## WHAT YOU NEED TO DO
If a line of the data contains the word "Steam", it is counted; report how many such lines there are and nothing else.

## GIVEN DATA

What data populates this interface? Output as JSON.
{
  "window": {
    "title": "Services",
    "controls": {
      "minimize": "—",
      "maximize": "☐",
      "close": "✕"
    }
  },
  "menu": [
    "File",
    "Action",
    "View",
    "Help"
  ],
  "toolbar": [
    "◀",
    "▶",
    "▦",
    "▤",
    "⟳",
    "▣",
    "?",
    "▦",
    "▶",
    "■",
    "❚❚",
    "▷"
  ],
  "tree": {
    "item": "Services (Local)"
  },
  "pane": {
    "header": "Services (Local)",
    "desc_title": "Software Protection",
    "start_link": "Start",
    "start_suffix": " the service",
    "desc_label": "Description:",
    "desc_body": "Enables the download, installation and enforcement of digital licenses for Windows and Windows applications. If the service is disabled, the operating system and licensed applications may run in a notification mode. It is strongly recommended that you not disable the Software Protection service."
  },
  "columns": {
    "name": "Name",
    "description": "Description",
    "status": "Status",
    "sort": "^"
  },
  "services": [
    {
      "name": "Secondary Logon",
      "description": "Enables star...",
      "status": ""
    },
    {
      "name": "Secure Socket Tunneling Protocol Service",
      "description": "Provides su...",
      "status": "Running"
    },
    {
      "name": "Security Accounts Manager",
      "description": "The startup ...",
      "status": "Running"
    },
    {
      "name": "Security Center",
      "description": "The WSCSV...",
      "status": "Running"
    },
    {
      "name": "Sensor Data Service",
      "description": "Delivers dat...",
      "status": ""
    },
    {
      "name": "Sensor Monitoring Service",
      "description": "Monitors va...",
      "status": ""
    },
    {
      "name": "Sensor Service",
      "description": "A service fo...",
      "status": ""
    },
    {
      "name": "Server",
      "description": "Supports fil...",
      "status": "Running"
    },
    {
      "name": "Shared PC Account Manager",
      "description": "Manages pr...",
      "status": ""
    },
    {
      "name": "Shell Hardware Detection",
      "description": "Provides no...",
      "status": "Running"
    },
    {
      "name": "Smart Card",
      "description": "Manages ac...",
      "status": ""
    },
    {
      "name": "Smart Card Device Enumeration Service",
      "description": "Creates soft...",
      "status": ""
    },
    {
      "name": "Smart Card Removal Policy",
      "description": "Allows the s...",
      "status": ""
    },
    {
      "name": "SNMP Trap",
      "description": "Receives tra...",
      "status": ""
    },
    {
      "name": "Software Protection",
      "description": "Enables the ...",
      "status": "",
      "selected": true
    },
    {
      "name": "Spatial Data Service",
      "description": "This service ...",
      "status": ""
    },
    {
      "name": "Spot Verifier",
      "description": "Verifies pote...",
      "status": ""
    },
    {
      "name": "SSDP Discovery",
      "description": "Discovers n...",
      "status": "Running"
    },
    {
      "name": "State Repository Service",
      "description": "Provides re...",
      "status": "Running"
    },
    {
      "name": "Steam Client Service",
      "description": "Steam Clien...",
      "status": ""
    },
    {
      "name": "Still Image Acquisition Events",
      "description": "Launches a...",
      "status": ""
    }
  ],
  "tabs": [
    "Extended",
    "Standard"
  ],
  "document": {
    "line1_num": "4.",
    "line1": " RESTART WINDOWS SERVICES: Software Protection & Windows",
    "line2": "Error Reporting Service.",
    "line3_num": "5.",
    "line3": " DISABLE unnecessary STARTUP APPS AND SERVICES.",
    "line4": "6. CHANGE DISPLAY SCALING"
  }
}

## TASK RESPONSE
2